• [Provided records]:
———
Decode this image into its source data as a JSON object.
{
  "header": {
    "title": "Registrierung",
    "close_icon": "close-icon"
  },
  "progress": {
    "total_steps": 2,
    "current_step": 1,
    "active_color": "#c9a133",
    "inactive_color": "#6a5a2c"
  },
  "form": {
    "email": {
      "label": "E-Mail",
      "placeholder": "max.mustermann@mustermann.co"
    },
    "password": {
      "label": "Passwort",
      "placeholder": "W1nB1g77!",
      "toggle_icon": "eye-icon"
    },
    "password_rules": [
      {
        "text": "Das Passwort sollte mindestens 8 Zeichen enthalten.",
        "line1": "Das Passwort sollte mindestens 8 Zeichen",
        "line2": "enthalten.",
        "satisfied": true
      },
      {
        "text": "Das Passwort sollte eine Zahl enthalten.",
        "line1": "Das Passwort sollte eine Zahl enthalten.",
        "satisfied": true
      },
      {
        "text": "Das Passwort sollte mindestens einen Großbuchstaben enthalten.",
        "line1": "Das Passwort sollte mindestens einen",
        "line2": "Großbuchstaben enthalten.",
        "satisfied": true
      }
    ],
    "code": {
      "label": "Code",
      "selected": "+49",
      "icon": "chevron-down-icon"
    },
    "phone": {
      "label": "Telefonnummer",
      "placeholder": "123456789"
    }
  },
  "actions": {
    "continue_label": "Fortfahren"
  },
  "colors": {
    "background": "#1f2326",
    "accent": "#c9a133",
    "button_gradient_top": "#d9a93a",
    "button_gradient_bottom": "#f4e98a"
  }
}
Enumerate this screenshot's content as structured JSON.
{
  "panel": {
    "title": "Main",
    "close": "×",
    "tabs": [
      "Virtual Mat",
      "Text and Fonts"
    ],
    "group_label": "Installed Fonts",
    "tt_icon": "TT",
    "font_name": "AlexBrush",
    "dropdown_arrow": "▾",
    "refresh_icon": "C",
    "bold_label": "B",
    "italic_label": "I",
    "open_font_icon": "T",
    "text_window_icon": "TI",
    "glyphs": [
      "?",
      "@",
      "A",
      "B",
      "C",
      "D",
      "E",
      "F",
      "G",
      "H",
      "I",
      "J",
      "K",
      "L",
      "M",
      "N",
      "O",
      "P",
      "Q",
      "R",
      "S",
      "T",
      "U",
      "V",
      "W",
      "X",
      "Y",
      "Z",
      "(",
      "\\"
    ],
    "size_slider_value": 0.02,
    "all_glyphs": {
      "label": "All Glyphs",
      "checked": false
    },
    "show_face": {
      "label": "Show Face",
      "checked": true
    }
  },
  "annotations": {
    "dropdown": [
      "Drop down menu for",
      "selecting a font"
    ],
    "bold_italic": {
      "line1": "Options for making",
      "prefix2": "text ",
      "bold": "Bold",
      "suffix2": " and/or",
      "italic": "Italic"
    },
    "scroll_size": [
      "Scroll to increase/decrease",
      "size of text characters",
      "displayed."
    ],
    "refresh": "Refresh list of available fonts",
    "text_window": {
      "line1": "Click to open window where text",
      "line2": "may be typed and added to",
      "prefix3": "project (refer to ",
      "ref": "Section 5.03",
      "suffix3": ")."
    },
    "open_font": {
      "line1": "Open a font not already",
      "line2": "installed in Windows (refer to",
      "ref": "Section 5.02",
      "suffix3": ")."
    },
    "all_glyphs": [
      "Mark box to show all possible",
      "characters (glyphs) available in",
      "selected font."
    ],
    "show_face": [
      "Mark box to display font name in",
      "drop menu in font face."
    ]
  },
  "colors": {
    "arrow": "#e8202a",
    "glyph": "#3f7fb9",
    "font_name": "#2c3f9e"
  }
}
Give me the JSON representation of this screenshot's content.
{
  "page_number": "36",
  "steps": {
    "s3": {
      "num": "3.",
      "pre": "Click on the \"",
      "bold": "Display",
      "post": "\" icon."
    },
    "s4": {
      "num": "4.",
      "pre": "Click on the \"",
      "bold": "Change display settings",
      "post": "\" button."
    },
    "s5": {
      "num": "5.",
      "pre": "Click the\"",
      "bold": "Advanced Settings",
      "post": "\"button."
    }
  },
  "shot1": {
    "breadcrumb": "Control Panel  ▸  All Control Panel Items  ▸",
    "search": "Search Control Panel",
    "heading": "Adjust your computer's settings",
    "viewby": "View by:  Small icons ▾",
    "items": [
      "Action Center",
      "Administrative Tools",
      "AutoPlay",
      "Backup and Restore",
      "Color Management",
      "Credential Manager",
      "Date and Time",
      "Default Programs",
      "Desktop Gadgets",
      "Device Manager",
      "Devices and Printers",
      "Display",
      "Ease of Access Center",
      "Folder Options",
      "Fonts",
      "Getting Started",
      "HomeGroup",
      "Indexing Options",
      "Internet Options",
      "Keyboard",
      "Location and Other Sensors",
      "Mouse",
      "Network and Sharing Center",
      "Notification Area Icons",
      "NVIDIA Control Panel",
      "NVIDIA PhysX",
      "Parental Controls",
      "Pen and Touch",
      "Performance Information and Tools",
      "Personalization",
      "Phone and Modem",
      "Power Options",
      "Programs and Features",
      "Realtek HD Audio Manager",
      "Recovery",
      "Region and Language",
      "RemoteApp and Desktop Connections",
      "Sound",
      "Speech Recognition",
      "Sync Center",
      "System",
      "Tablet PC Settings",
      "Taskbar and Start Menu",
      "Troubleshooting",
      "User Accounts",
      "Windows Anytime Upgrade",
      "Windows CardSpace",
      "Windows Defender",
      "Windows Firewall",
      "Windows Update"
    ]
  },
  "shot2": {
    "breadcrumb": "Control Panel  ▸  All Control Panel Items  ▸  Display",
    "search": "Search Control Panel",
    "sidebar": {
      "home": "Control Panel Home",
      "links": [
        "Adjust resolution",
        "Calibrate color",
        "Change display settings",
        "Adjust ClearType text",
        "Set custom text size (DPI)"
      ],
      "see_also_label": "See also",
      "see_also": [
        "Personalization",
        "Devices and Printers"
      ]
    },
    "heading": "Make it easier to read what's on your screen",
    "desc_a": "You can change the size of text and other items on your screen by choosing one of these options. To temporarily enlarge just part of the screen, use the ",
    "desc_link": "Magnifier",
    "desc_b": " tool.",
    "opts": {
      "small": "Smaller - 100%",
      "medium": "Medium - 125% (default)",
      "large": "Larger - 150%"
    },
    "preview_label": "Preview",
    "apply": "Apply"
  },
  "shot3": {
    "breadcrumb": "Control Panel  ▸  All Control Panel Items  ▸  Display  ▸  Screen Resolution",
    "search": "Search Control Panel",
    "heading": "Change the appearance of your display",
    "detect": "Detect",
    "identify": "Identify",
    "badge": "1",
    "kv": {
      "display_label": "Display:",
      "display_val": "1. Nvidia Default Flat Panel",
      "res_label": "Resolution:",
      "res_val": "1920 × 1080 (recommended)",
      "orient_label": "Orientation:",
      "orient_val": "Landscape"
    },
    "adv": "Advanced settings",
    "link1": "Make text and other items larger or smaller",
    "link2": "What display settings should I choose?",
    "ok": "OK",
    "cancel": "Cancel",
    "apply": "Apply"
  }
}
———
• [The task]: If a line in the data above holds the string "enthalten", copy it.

• [Response area]:
        "text": "Das Passwort sollte mindestens 8 Zeichen enthalten.",
        "line2": "enthalten.",
        "text": "Das Passwort sollte eine Zahl enthalten.",
        "line1": "Das Passwort sollte eine Zahl enthalten.",
        "text": "Das Passwort sollte mindestens einen Großbuchstaben enthalten.",
        "line2": "Großbuchstaben enthalten.",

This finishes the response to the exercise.